YOUR TASK: Every entry should be repeated exactly. Omit the pictures.

DATA RECORDS:
——
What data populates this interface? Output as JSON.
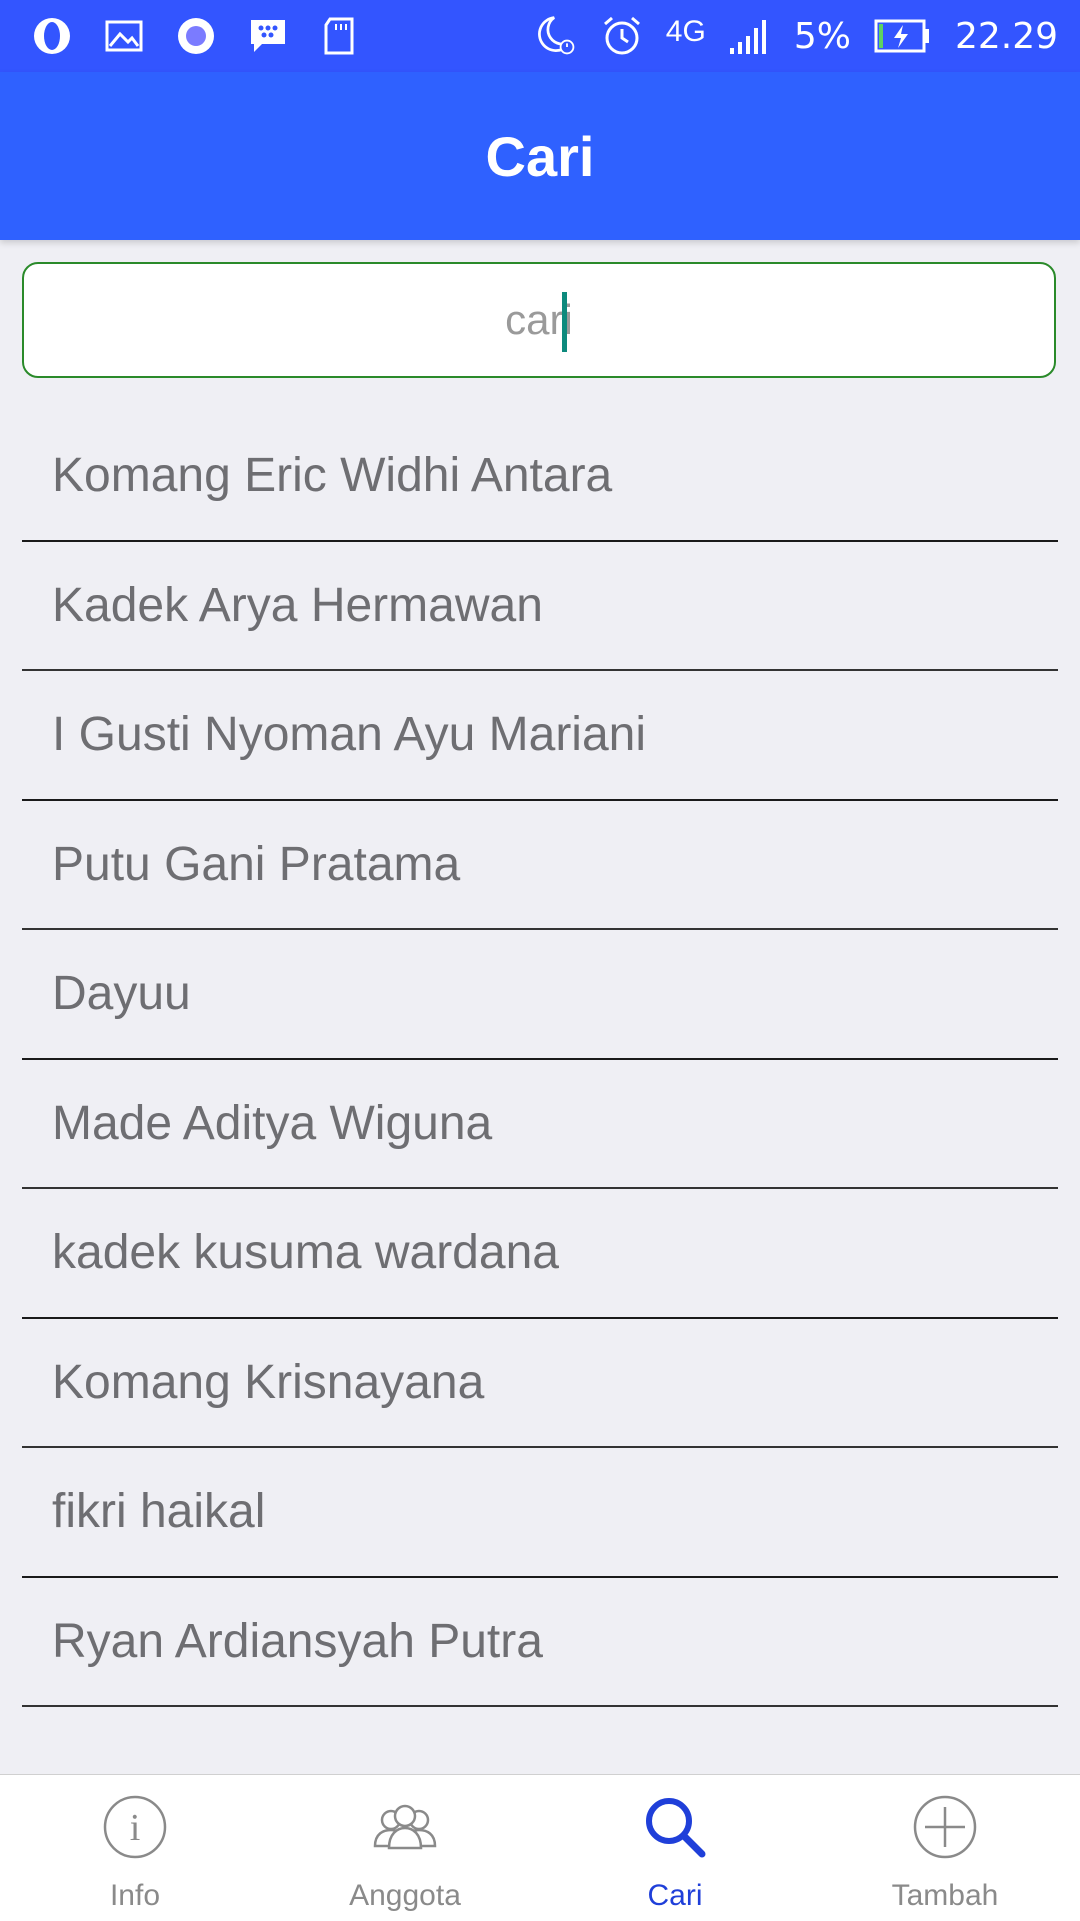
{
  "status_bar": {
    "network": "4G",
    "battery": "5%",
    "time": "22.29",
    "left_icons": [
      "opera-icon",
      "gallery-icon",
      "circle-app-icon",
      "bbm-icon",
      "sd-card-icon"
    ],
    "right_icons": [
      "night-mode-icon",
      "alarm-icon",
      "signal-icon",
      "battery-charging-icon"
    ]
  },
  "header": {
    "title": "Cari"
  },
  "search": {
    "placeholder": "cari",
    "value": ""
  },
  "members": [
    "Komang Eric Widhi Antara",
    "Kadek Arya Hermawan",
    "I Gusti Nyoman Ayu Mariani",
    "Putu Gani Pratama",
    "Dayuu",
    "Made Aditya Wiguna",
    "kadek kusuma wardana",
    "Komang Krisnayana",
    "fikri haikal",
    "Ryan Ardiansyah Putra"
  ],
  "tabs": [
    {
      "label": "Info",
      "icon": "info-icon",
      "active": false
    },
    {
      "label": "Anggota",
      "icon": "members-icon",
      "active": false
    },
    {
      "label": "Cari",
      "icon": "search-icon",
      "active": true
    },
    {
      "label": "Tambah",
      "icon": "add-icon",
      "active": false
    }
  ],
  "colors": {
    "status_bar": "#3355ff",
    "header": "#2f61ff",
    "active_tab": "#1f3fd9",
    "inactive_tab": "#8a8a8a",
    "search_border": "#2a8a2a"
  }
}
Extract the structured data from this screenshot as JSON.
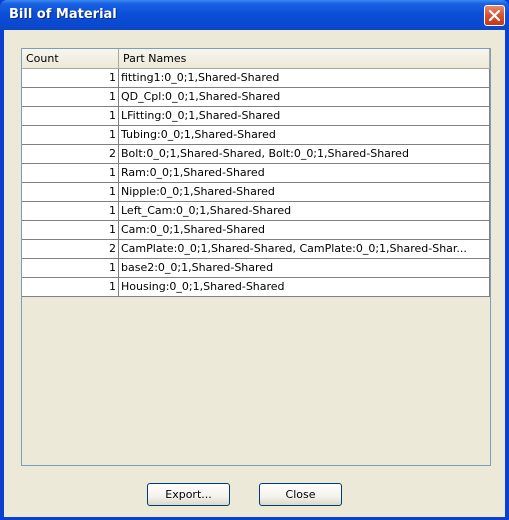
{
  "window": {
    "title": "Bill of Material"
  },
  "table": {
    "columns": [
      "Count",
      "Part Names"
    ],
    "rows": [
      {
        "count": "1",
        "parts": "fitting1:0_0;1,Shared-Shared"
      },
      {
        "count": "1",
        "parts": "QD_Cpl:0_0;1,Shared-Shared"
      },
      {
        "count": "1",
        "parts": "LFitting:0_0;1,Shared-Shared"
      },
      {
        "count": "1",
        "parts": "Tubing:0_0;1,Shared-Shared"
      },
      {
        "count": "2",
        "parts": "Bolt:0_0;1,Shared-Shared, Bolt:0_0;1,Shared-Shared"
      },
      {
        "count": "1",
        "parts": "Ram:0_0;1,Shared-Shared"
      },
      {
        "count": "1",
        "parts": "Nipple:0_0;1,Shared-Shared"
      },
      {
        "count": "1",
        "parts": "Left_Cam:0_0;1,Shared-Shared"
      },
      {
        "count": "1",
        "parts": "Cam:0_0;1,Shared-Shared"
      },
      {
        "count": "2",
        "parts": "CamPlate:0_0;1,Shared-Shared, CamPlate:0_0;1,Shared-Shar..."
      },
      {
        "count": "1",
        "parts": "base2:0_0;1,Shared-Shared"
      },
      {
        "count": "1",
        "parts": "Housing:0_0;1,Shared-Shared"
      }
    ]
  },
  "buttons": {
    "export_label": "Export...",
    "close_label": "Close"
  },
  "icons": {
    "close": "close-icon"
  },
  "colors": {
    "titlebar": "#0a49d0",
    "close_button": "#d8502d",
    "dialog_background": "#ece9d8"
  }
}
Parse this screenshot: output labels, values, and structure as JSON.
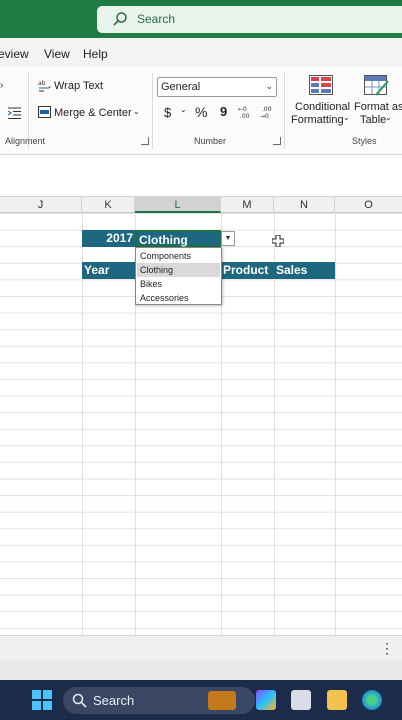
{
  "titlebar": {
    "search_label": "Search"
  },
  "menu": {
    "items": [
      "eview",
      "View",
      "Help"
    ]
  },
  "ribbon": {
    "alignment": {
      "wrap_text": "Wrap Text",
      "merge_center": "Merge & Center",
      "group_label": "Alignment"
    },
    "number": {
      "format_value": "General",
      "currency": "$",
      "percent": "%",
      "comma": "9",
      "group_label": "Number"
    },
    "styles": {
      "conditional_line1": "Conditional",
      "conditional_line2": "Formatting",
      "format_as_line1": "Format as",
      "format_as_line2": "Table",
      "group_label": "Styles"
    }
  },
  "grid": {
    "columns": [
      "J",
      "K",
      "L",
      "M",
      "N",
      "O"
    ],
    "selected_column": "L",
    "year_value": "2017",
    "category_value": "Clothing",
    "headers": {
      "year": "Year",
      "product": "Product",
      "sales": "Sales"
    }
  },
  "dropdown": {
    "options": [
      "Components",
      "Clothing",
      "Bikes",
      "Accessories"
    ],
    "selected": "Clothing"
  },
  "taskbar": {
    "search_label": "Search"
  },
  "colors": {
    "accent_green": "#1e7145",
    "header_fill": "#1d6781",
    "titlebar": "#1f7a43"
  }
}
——
EXERCISE RESULT:
What data populates this interface? Output as JSON.
{
  "status_bar": {
    "network": "4G",
    "battery": "5%",
    "time": "22.29",
    "left_icons": [
      "opera-icon",
      "gallery-icon",
      "circle-app-icon",
      "bbm-icon",
      "sd-card-icon"
    ],
    "right_icons": [
      "night-mode-icon",
      "alarm-icon",
      "signal-icon",
      "battery-charging-icon"
    ]
  },
  "header": {
    "title": "Cari"
  },
  "search": {
    "placeholder": "cari",
    "value": ""
  },
  "members": [
    "Komang Eric Widhi Antara",
    "Kadek Arya Hermawan",
    "I Gusti Nyoman Ayu Mariani",
    "Putu Gani Pratama",
    "Dayuu",
    "Made Aditya Wiguna",
    "kadek kusuma wardana",
    "Komang Krisnayana",
    "fikri haikal",
    "Ryan Ardiansyah Putra"
  ],
  "tabs": [
    {
      "label": "Info",
      "icon": "info-icon",
      "active": false
    },
    {
      "label": "Anggota",
      "icon": "members-icon",
      "active": false
    },
    {
      "label": "Cari",
      "icon": "search-icon",
      "active": true
    },
    {
      "label": "Tambah",
      "icon": "add-icon",
      "active": false
    }
  ],
  "colors": {
    "status_bar": "#3355ff",
    "header": "#2f61ff",
    "active_tab": "#1f3fd9",
    "inactive_tab": "#8a8a8a",
    "search_border": "#2a8a2a"
  }
}
Extract the structured data from this screenshot as JSON.
{
  "window": {
    "title": "Bill of Material"
  },
  "table": {
    "columns": [
      "Count",
      "Part Names"
    ],
    "rows": [
      {
        "count": "1",
        "parts": "fitting1:0_0;1,Shared-Shared"
      },
      {
        "count": "1",
        "parts": "QD_Cpl:0_0;1,Shared-Shared"
      },
      {
        "count": "1",
        "parts": "LFitting:0_0;1,Shared-Shared"
      },
      {
        "count": "1",
        "parts": "Tubing:0_0;1,Shared-Shared"
      },
      {
        "count": "2",
        "parts": "Bolt:0_0;1,Shared-Shared, Bolt:0_0;1,Shared-Shared"
      },
      {
        "count": "1",
        "parts": "Ram:0_0;1,Shared-Shared"
      },
      {
        "count": "1",
        "parts": "Nipple:0_0;1,Shared-Shared"
      },
      {
        "count": "1",
        "parts": "Left_Cam:0_0;1,Shared-Shared"
      },
      {
        "count": "1",
        "parts": "Cam:0_0;1,Shared-Shared"
      },
      {
        "count": "2",
        "parts": "CamPlate:0_0;1,Shared-Shared, CamPlate:0_0;1,Shared-Shar..."
      },
      {
        "count": "1",
        "parts": "base2:0_0;1,Shared-Shared"
      },
      {
        "count": "1",
        "parts": "Housing:0_0;1,Shared-Shared"
      }
    ]
  },
  "buttons": {
    "export_label": "Export...",
    "close_label": "Close"
  },
  "icons": {
    "close": "close-icon"
  },
  "colors": {
    "titlebar": "#0a49d0",
    "close_button": "#d8502d",
    "dialog_background": "#ece9d8"
  }
}
Parse this screenshot: output labels, values, and structure as JSON.
{
  "titlebar": {
    "search_label": "Search"
  },
  "menu": {
    "items": [
      "eview",
      "View",
      "Help"
    ]
  },
  "ribbon": {
    "alignment": {
      "wrap_text": "Wrap Text",
      "merge_center": "Merge & Center",
      "group_label": "Alignment"
    },
    "number": {
      "format_value": "General",
      "currency": "$",
      "percent": "%",
      "comma": "9",
      "group_label": "Number"
    },
    "styles": {
      "conditional_line1": "Conditional",
      "conditional_line2": "Formatting",
      "format_as_line1": "Format as",
      "format_as_line2": "Table",
      "group_label": "Styles"
    }
  },
  "grid": {
    "columns": [
      "J",
      "K",
      "L",
      "M",
      "N",
      "O"
    ],
    "selected_column": "L",
    "year_value": "2017",
    "category_value": "Clothing",
    "headers": {
      "year": "Year",
      "product": "Product",
      "sales": "Sales"
    }
  },
  "dropdown": {
    "options": [
      "Components",
      "Clothing",
      "Bikes",
      "Accessories"
    ],
    "selected": "Clothing"
  },
  "taskbar": {
    "search_label": "Search"
  },
  "colors": {
    "accent_green": "#1e7145",
    "header_fill": "#1d6781",
    "titlebar": "#1f7a43"
  }
}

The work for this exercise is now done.